Traditional Westerns work on many different levels. They embody an American national myth, a sense of the values and circumstances that forged the nation. They chart an ideal of the national character. They are pageants of pictorial and plastic beauty.
On a deeper level they are wisdom tales about manhood, and sometimes about womanhood — educations in the passage to adulthood.
John Ford’s My Darling Clementine is problematic in many respects, despite offering some of the greatest passages in any Western, indeed in any film. Its secondary narrative, involving Doc Holliday and his girlfriend Chihuahua, doesn’t seem of a piece with the rest of the film — Victor Mature, though he gives one of his best performances ever, and Linda Darnell, vexing as always, seem like visitors from another movie, another genre, another era.
Their story feels perfunctory, artificial — miles away from the deeper currents of the film, which show a wanderer, Wyatt Earp, seduced into the concerns of civilization, gallantry and love. Most importantly they present the image of an authentic manhood coming into being.

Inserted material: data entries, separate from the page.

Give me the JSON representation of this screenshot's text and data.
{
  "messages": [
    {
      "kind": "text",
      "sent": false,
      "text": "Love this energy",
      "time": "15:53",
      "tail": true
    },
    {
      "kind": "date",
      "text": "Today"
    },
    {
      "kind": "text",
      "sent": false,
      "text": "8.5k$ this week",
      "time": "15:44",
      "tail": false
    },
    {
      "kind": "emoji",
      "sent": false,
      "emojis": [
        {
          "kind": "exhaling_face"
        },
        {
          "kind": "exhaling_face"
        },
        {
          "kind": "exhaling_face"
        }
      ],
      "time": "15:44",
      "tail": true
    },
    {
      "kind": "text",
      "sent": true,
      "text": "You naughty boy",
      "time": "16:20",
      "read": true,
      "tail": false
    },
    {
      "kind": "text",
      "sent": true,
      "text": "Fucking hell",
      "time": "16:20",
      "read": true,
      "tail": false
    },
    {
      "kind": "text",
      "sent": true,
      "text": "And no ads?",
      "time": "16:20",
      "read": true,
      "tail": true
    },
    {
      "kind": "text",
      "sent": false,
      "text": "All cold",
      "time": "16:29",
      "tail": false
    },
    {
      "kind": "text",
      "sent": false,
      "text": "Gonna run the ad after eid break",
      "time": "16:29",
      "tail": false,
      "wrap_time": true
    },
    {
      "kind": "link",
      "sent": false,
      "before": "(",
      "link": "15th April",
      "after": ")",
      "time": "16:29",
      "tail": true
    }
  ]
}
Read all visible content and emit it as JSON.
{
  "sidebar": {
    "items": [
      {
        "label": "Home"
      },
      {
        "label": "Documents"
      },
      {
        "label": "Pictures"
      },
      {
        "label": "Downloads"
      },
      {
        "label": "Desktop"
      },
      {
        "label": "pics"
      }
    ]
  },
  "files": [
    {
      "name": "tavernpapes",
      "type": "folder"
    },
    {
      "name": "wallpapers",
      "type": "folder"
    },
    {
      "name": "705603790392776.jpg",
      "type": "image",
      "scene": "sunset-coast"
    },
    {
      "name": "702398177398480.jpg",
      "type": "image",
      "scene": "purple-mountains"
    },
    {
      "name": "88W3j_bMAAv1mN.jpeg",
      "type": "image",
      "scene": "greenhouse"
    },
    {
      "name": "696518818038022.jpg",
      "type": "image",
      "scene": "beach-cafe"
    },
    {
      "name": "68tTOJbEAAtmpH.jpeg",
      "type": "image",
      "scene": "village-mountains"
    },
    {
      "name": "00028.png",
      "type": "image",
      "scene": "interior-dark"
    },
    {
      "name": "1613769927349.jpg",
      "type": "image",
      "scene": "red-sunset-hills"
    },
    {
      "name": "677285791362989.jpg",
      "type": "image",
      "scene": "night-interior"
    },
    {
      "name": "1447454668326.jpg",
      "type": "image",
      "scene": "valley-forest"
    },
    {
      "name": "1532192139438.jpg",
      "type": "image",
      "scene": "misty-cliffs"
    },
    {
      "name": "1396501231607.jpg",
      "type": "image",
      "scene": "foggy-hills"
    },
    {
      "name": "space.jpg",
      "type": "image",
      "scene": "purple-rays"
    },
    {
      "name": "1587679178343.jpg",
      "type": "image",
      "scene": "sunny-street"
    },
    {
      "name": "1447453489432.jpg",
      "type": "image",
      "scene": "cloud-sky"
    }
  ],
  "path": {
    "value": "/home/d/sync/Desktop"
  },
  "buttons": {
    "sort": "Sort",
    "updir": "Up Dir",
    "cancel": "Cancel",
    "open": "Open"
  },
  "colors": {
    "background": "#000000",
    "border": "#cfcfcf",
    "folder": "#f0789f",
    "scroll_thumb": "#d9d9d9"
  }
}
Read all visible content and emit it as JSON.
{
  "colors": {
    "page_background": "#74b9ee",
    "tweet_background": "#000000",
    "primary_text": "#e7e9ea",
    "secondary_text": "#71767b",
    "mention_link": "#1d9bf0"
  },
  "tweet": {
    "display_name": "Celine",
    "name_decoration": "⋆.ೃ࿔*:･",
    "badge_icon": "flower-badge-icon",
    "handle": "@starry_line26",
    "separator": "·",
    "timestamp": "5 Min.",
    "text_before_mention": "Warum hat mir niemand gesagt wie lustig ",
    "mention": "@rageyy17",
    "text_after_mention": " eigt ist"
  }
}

Henry Fonda’s Earp synthesizes a number of contradictory traits. He is boyish, instinctively reticent, even shy, but utterly fearless and thoroughly competent when called on to confront danger. He is unfailingly courteous towards others unless they cross the line of the unacceptable, in which case he is matter-of-factly punitive.
He is gallant towards women, even when he’s not sure what form gallantry towards women should take, even when he fears that in showing gallantry he might make a fool of himself. He’s coolly efficient when violent action is required, befuddled when dealing with etiquette towards women — but equally courageous in both predicaments.
His style of being a man defines the essence of manhood — a virility without bluster or show, a politesse without artifice or vanity. His practical resourcefulness and bravery establish his manliness without need of further proof — his humility and generosity lend his manhood a natural nobility.
There are no men like Fonda’s Earp in modern popular art, one sign of the degradation of our culture.